INPUT FOR THIS TASK
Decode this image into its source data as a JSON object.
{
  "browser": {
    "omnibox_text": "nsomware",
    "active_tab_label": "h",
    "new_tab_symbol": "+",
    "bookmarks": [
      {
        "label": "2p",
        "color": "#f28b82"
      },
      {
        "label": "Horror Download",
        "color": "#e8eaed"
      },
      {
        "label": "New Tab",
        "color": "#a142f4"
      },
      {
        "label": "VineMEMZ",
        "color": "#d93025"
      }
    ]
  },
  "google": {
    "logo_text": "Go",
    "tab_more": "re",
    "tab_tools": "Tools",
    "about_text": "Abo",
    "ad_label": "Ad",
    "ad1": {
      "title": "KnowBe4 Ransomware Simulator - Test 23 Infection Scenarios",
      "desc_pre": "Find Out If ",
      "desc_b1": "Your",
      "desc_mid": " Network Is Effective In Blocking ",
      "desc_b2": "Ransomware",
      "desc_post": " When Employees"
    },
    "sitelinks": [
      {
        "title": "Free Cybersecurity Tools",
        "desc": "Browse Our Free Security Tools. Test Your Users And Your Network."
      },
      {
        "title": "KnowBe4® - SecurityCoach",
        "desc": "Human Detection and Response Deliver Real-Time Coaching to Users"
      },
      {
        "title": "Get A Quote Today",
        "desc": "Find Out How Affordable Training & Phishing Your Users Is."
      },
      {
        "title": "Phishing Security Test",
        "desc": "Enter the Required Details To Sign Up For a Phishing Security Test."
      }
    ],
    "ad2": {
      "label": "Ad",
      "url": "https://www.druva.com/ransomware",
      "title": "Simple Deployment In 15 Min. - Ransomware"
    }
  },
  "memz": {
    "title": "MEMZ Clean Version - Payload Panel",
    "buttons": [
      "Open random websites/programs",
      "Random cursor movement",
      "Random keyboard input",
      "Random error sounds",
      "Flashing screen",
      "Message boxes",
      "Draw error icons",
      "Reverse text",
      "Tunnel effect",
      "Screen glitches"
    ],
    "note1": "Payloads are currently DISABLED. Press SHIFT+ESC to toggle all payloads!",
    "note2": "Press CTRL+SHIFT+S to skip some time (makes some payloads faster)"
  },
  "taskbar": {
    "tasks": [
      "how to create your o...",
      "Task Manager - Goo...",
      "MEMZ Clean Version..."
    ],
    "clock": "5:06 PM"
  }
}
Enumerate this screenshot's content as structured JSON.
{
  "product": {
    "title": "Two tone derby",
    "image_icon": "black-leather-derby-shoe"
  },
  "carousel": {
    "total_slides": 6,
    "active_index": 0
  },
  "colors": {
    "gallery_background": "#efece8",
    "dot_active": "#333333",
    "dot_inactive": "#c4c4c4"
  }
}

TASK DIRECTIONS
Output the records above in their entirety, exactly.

OUTPUT
Decode this image into its source data as a JSON object.
{
  "browser": {
    "omnibox_text": "nsomware",
    "active_tab_label": "h",
    "new_tab_symbol": "+",
    "bookmarks": [
      {
        "label": "2p",
        "color": "#f28b82"
      },
      {
        "label": "Horror Download",
        "color": "#e8eaed"
      },
      {
        "label": "New Tab",
        "color": "#a142f4"
      },
      {
        "label": "VineMEMZ",
        "color": "#d93025"
      }
    ]
  },
  "google": {
    "logo_text": "Go",
    "tab_more": "re",
    "tab_tools": "Tools",
    "about_text": "Abo",
    "ad_label": "Ad",
    "ad1": {
      "title": "KnowBe4 Ransomware Simulator - Test 23 Infection Scenarios",
      "desc_pre": "Find Out If ",
      "desc_b1": "Your",
      "desc_mid": " Network Is Effective In Blocking ",
      "desc_b2": "Ransomware",
      "desc_post": " When Employees"
    },
    "sitelinks": [
      {
        "title": "Free Cybersecurity Tools",
        "desc": "Browse Our Free Security Tools. Test Your Users And Your Network."
      },
      {
        "title": "KnowBe4® - SecurityCoach",
        "desc": "Human Detection and Response Deliver Real-Time Coaching to Users"
      },
      {
        "title": "Get A Quote Today",
        "desc": "Find Out How Affordable Training & Phishing Your Users Is."
      },
      {
        "title": "Phishing Security Test",
        "desc": "Enter the Required Details To Sign Up For a Phishing Security Test."
      }
    ],
    "ad2": {
      "label": "Ad",
      "url": "https://www.druva.com/ransomware",
      "title": "Simple Deployment In 15 Min. - Ransomware"
    }
  },
  "memz": {
    "title": "MEMZ Clean Version - Payload Panel",
    "buttons": [
      "Open random websites/programs",
      "Random cursor movement",
      "Random keyboard input",
      "Random error sounds",
      "Flashing screen",
      "Message boxes",
      "Draw error icons",
      "Reverse text",
      "Tunnel effect",
      "Screen glitches"
    ],
    "note1": "Payloads are currently DISABLED. Press SHIFT+ESC to toggle all payloads!",
    "note2": "Press CTRL+SHIFT+S to skip some time (makes some payloads faster)"
  },
  "taskbar": {
    "tasks": [
      "how to create your o...",
      "Task Manager - Goo...",
      "MEMZ Clean Version..."
    ],
    "clock": "5:06 PM"
  }
}
Enumerate this screenshot's content as structured JSON.
{
  "product": {
    "title": "Two tone derby",
    "image_icon": "black-leather-derby-shoe"
  },
  "carousel": {
    "total_slides": 6,
    "active_index": 0
  },
  "colors": {
    "gallery_background": "#efece8",
    "dot_active": "#333333",
    "dot_inactive": "#c4c4c4"
  }
}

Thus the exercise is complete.